**Material shown**
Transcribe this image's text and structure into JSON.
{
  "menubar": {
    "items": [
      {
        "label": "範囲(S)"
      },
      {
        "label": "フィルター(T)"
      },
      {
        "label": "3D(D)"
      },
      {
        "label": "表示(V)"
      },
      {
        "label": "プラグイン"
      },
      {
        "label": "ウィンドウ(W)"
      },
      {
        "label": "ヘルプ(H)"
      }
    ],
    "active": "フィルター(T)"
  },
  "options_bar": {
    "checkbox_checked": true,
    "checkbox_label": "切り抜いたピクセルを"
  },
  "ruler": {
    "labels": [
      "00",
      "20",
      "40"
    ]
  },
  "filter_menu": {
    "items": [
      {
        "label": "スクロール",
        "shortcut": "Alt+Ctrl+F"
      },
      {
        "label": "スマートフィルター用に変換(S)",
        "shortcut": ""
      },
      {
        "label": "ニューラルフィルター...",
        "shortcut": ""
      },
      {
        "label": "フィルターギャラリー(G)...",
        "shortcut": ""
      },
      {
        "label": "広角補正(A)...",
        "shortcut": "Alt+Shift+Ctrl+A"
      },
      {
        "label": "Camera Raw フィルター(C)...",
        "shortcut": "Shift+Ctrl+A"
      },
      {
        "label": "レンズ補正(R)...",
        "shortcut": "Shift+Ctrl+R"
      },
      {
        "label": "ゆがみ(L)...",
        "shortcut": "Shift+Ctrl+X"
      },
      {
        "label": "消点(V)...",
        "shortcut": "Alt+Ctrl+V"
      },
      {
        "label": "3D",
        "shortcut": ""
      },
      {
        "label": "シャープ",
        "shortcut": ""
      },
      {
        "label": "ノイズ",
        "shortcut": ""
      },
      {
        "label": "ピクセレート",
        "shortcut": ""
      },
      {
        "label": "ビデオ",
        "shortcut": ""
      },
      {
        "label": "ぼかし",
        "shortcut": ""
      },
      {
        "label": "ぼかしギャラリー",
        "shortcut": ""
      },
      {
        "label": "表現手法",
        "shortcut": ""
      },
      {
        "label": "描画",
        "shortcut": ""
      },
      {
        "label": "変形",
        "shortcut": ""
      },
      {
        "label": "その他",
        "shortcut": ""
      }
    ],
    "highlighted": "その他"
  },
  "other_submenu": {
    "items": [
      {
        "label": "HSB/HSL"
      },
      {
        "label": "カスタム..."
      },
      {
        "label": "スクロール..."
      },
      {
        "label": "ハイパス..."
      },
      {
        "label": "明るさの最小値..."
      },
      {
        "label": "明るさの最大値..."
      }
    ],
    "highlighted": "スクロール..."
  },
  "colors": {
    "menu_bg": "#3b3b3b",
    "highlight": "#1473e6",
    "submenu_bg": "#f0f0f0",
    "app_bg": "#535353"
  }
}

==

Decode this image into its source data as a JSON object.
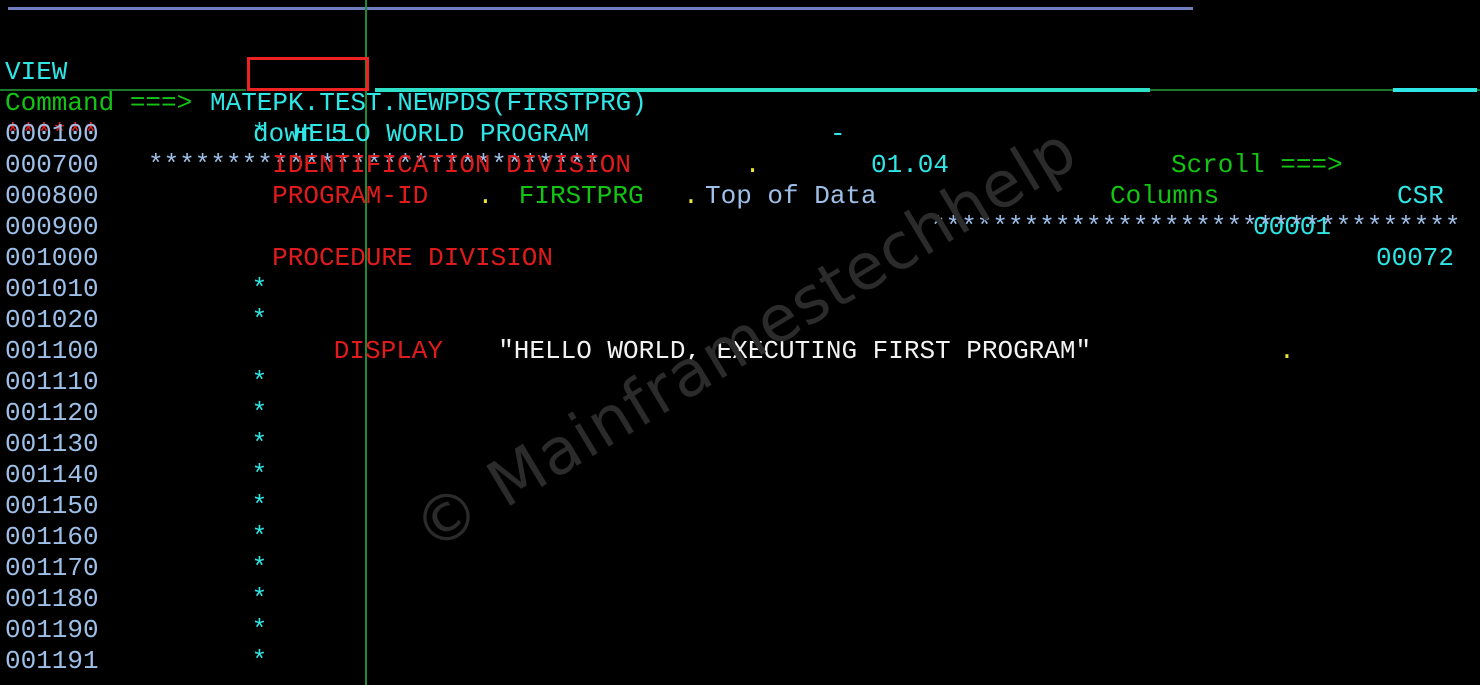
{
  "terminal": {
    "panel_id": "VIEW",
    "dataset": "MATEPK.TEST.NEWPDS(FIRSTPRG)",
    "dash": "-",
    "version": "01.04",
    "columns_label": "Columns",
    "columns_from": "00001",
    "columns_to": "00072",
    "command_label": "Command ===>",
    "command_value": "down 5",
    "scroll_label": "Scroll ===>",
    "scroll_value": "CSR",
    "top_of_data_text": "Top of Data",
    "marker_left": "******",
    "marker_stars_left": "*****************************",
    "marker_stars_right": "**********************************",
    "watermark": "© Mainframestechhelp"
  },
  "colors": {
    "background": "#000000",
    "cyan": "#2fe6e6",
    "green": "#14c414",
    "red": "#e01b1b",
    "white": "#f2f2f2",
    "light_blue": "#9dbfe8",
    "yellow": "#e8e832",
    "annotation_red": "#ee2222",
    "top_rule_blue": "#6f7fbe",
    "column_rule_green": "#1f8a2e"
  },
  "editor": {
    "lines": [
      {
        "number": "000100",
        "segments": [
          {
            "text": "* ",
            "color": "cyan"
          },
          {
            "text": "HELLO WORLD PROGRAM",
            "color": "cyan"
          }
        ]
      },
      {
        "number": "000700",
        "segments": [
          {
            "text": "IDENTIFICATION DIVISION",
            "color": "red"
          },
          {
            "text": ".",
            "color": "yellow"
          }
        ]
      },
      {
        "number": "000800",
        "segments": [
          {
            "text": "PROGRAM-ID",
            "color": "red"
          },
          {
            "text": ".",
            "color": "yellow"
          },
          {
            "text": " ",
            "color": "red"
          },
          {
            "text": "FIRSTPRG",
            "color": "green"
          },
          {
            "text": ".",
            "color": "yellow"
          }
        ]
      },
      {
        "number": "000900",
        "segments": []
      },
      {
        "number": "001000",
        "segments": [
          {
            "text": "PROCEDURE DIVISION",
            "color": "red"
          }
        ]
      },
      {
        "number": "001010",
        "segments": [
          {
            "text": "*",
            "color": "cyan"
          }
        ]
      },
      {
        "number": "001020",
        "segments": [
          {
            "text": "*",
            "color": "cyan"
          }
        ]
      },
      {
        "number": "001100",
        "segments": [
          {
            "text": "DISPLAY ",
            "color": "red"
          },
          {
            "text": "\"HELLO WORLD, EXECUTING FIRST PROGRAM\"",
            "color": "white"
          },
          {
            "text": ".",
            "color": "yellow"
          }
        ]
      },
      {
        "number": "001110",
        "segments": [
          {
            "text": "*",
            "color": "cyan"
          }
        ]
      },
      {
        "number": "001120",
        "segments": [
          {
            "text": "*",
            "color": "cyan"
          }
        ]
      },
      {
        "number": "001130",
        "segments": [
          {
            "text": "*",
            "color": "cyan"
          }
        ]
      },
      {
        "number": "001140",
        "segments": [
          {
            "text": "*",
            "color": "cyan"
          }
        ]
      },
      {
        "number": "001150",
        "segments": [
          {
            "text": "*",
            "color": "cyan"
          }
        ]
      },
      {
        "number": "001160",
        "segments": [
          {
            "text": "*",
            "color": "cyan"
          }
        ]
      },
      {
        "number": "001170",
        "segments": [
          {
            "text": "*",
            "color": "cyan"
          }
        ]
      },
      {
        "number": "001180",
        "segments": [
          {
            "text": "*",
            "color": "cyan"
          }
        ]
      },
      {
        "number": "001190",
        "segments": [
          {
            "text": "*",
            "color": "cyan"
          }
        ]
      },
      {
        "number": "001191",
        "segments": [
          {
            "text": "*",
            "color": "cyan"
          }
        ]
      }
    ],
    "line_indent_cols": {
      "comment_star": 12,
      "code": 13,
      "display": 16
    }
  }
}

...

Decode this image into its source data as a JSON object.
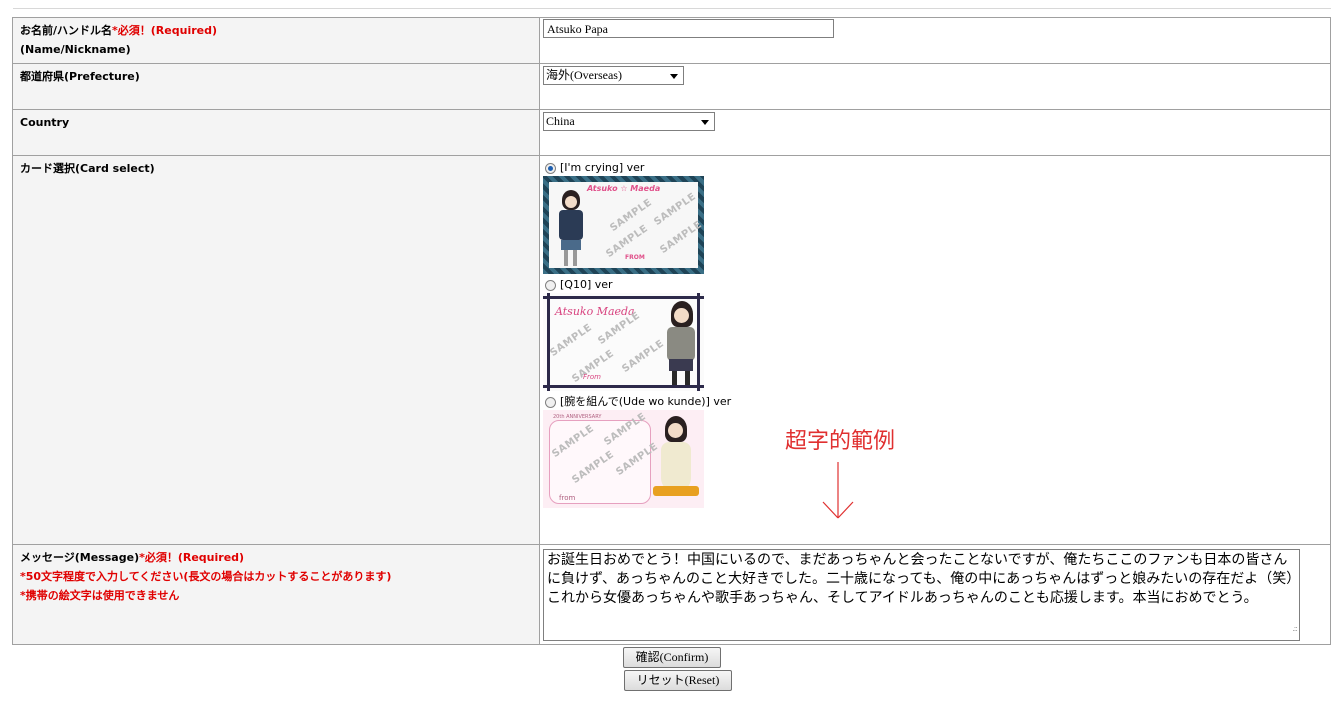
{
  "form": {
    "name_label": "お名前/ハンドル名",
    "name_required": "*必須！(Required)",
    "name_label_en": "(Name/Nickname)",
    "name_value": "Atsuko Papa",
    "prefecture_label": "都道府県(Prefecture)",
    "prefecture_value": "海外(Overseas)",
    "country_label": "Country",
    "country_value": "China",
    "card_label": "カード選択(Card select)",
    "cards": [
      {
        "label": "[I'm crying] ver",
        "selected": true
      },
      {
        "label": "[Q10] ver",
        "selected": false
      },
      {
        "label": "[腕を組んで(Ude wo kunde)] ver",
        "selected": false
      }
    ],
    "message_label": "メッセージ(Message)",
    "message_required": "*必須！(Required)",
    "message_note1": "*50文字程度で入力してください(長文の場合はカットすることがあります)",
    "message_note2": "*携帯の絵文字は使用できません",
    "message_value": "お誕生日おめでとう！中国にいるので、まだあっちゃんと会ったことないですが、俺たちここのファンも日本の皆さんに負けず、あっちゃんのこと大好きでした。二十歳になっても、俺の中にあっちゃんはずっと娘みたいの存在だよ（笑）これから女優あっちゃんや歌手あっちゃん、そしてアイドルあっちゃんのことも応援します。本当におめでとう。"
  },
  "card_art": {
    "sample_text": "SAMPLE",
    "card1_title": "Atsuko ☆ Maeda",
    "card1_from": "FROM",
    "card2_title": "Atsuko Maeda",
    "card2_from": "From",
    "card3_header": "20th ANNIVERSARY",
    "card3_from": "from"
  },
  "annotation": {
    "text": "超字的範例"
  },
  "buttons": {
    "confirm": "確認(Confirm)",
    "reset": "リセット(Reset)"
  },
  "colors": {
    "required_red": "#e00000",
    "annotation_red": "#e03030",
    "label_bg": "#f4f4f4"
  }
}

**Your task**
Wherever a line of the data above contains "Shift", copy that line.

**Task result**
        "shortcut": "Alt+Shift+Ctrl+A"
        "shortcut": "Shift+Ctrl+A"
        "shortcut": "Shift+Ctrl+R"
        "shortcut": "Shift+Ctrl+X"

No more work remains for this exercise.